Prelims level : Nothing much
Mains level : Strengthening Law commissions
There are reports that the cabinet will take a call on reconstituting the Law Commission.
- The Law Commission of India is the oldest amongst the national-level parastatal bodies.
- It is a legacy of the country’s colonial past. In 1833, British rulers unified the three presidencies and planned to enforce the English common law in “British India”. For this, they constituted many law commissions.
- After the fourth commission completed its work towards the end of 19th century, they did not continue the exercise.
- The first commission was set up in 1955 for a three-year term, assumed charge on September 1 that year and vacated office on August 31, three years later. The same pattern was then irrationally adopted as the fixed term for the commission for all time to come.
- Each of the later commissions worked for less than three years, leaving their assigned work half way.
Ad Hoc nature of Law commission
- It has no fixed composition, no defined eligibility criteria for its chair and members, and no set functions as everything rests on the government’s will.
- The terms of reference are specified afresh each time it is reconstituted as if it were an ad hoc body.
- Three of the other national commissions for the Scheduled Castes, Scheduled Tribes and Backward Classes, are now regulated by the Constitution and there are laws for each of the national commissions for human rights, minorities, women, children and safai karmcharis.
- Though the commission’s job requires research-oriented juristic learning, the commission has been a haven for retired judges.
- The chairpersons of the four pre-independence Law Commissions — C H Cameron, John Romilly, Whitley Stokes and Thomas Macaulay — were eminent jurists, not judges, and so were many of their members.
- Independent India initially maintained the tradition by appointing the distinguished jurist M C Setalvad as the chairman of its first Law Commission.
- The policy was later changed, and with the exception of K V K Sundaram, the commission has always been headed by judges.
- Members of the commission are also generally drawn from the judiciary, and the member-secretary is always from the bureaucracy.
- Reports of the commission are generally written individually by members including the chairman and placed before the full commission for discussion and adoption.
- Few of these reports have been on the Hindu and Christian family laws, but none on the Muslim personal law. Mostly because of backlash against an all Hindu commission.
- If the commission has to work without regard for extra-legal and political considerations it must have a governing statute defining its powers and responsibilities, and limitations.

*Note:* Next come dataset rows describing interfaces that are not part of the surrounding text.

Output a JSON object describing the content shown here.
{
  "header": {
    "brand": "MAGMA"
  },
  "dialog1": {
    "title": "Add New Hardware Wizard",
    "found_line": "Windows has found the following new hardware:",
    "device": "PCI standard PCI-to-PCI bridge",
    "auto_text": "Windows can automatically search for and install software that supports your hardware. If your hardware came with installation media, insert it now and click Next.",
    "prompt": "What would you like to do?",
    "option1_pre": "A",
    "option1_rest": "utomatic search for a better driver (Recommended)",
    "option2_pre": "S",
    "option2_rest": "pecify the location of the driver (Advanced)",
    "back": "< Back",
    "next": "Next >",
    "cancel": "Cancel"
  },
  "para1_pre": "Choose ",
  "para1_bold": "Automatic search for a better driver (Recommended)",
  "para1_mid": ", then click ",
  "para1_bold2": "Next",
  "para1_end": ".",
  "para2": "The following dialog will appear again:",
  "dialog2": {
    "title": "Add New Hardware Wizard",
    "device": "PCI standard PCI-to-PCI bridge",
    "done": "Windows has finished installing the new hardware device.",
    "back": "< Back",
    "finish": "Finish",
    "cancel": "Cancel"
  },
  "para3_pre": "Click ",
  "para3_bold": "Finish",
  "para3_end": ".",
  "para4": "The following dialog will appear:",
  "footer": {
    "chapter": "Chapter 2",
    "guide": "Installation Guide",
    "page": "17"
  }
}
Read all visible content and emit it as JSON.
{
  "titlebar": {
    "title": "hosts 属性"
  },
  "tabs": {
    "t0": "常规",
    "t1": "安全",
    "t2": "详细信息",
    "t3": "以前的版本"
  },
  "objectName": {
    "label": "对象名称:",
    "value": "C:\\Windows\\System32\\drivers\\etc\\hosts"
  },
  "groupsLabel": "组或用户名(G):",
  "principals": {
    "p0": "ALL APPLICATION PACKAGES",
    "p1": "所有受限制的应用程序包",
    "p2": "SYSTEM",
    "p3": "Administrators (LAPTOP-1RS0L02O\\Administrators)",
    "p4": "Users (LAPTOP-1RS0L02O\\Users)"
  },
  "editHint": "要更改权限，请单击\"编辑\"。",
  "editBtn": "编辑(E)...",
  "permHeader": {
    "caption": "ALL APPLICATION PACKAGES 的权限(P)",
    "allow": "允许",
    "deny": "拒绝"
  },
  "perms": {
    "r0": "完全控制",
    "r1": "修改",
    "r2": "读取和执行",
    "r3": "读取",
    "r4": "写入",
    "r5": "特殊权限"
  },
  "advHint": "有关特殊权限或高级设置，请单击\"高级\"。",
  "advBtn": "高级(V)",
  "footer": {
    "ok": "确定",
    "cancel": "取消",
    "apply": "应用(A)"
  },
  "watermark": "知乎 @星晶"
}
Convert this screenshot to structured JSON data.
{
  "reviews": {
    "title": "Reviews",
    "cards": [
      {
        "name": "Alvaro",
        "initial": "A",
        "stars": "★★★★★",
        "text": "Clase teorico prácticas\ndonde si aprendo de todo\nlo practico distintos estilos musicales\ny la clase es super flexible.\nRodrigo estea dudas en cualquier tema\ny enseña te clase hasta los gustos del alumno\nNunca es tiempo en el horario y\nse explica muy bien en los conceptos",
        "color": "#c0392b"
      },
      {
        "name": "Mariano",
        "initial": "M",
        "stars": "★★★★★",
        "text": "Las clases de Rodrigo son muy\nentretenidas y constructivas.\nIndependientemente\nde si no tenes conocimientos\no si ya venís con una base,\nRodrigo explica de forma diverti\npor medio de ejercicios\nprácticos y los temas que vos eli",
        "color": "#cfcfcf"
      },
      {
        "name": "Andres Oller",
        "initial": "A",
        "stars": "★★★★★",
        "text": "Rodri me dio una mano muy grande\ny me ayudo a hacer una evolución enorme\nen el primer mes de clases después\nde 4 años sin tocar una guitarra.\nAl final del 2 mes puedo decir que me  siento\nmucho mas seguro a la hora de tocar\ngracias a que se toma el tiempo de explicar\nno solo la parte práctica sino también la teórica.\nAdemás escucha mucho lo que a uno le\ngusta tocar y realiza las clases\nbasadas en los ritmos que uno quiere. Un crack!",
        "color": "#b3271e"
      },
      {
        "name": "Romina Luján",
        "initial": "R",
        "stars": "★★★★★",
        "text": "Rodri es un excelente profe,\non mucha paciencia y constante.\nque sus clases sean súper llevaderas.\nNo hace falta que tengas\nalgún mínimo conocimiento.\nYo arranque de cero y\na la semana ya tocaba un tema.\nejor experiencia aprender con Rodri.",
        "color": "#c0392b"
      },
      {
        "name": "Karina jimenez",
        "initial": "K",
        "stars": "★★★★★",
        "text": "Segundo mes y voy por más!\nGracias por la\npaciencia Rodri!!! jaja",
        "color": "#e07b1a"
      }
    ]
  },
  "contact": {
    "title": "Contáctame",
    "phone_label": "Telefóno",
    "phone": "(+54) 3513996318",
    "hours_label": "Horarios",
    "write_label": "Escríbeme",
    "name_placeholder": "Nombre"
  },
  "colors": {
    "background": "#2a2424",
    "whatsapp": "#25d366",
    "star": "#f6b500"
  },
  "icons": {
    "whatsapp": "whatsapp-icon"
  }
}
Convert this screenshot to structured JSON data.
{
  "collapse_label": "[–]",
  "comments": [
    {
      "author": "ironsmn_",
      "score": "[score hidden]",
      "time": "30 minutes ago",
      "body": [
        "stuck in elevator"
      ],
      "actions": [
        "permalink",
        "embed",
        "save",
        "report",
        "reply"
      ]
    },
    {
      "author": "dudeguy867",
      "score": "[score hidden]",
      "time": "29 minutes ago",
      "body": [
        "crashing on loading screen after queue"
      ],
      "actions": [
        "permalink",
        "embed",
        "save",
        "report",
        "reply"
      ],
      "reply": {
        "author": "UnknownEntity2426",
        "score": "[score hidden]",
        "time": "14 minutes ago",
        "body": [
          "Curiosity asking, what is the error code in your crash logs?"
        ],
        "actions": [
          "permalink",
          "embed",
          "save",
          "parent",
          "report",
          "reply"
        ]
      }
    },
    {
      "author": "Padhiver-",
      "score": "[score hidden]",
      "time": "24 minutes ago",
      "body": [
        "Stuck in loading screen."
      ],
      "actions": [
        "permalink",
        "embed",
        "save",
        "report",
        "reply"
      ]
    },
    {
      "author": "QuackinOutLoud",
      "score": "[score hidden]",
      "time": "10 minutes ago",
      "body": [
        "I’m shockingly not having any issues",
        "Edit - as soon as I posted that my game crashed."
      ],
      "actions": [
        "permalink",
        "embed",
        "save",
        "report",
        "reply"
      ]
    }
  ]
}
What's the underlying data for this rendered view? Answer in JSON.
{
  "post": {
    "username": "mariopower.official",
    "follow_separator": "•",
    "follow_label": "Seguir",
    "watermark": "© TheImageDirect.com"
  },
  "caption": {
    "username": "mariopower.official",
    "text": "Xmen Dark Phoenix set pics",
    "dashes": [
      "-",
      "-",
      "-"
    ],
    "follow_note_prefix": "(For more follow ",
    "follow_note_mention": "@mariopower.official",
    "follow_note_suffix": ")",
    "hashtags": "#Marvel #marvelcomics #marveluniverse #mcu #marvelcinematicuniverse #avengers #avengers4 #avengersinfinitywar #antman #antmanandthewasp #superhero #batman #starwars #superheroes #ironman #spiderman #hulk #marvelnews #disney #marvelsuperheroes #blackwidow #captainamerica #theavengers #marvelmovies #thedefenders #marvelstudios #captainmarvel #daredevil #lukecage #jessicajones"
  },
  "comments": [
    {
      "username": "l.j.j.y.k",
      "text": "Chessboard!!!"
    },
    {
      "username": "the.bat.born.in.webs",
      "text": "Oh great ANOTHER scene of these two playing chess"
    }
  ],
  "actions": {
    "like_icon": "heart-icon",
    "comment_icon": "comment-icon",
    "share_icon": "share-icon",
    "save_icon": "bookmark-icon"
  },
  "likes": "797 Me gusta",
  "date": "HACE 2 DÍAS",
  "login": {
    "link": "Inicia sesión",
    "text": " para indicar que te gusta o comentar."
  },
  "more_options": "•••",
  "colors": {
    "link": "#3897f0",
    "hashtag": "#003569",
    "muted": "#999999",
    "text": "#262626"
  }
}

- It must be placed under a proper parliamentary charter.
- It should be a predominantly jurists’ commission, not a retired judges’ collective.